Legal | An amended agreement between Google and the Authors Guild and the Association of American Publishers is expected to be filed by Friday to address concerns raised by the Google Book Search settlement. DC Comics is among the parties that object to the terms of the original deal, designed to resolve a 2005 lawsuit accusing the Internet giant of infringing on copyrights by digitizing out-of-print books without permission. [Publishers Weekly]
Publishing | Kodansha confirms what virtually everyone has known for quite a while now: that the publisher — Japan’s largest — is setting up shop in the United States, establishing an office in New York City. Kodansha USA Publishing will launch Kodansha Comics with Katsuhiro Otomo’s Akira and Shirow Masamune’s Ghost in the Shell, two titles that had been licensed in North America by Dark Horse. The company will focus on translating its sizable backlist, but views original publishing as one of its “eventual ambitions.” David Welsh provides a little commentary. [Publishers Weekly]
On his blog, IDW Publisher and Editor-in-Chief Chris Ryall has uveiled the Dean Mullaney-designed cover for Bloom County: The Complete Collection, Vol. 1, due out in October.
Announced in February, the five-volume Bloom County Library will collect Berkeley Breathed’s Pulitzer Prize-winning 1980s comic strip.
IDW Publishing announced today the release of The Bloom County Library, a five-volume collection of Berkeley Breathed‘s well-regarded 1980s comic strip. The series will debut in October.
The books are part of the publisher’s Library of American Comics imprint, and designed by Dean Mullaney.
“Fans have pestered me for years for this ultimate Bloom County collection in that polite, respectful badgering way that only fans can manage,” Breathed said in a press release. “Thank God I can now tell them something better than just ‘please remove your tent from my lawn.’ I can say, ‘It’s coming!’”
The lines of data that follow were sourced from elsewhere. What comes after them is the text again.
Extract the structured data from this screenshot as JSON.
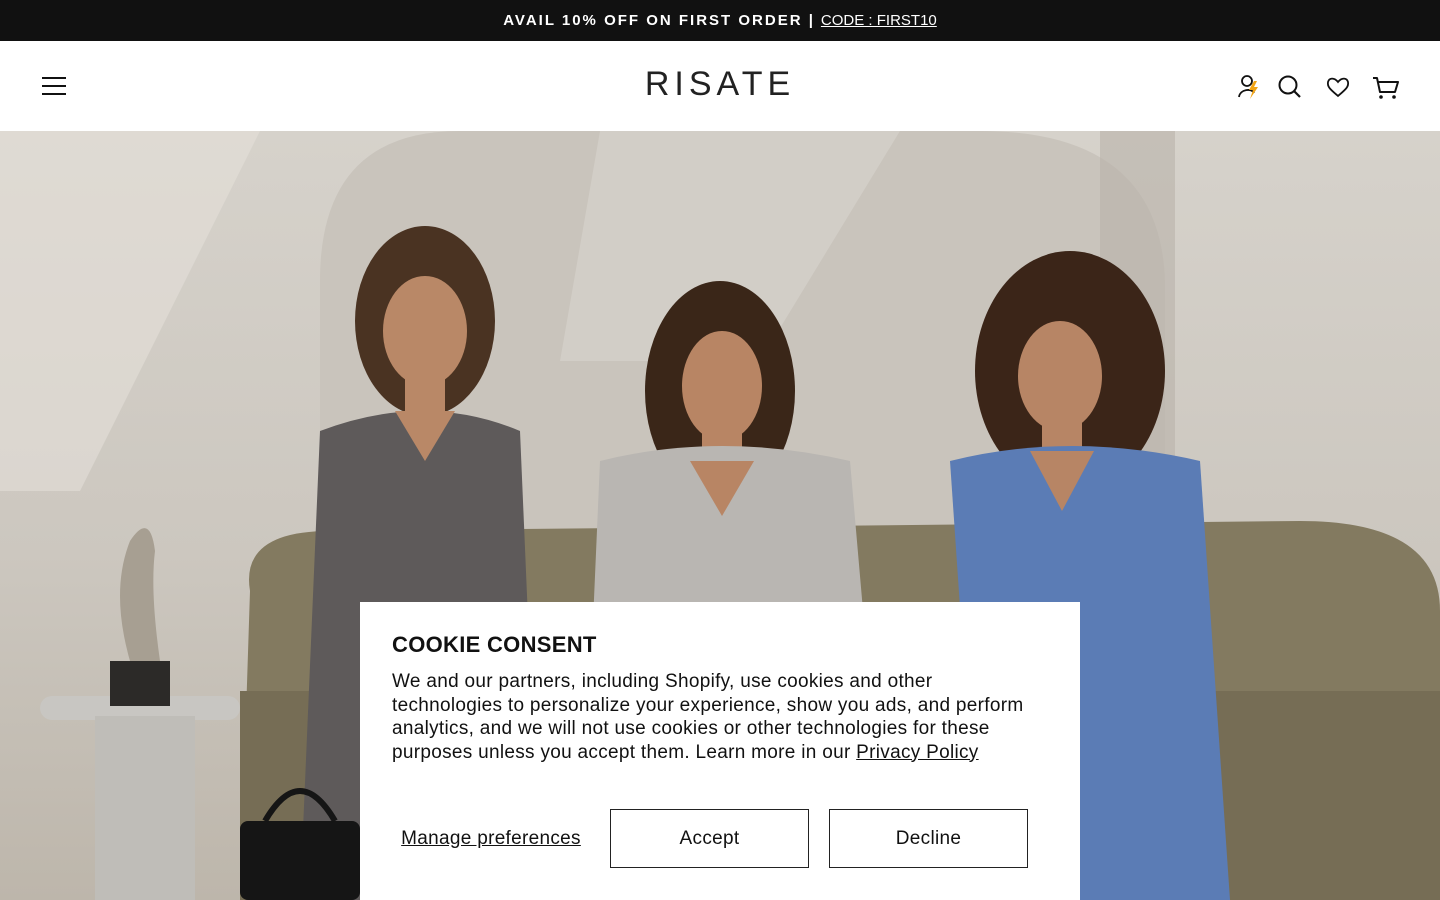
{
  "announcement": {
    "text": "AVAIL 10% OFF ON FIRST ORDER |",
    "code_link": "CODE : FIRST10"
  },
  "header": {
    "logo": "RISATE",
    "icons": [
      "menu-icon",
      "account-icon",
      "search-icon",
      "heart-icon",
      "cart-icon"
    ]
  },
  "cookie": {
    "title": "COOKIE CONSENT",
    "body": "We and our partners, including Shopify, use cookies and other technologies to personalize your experience, show you ads, and perform analytics, and we will not use cookies or other technologies for these purposes unless you accept them. Learn more in our ",
    "privacy_link": "Privacy Policy",
    "manage_label": "Manage preferences",
    "accept_label": "Accept",
    "decline_label": "Decline"
  },
  "colors": {
    "announcement_bg": "#111111",
    "account_accent": "#f2a516"
  }
}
The influential comic strip, which ran from Dec. 8, 1980, to Aug. 6, 1989, blended politics, cultural commentary, fantasy and humor, lampooning everything from AT&T and environmental activists to misguided government policies and televangelists.
The press release can be read after the break.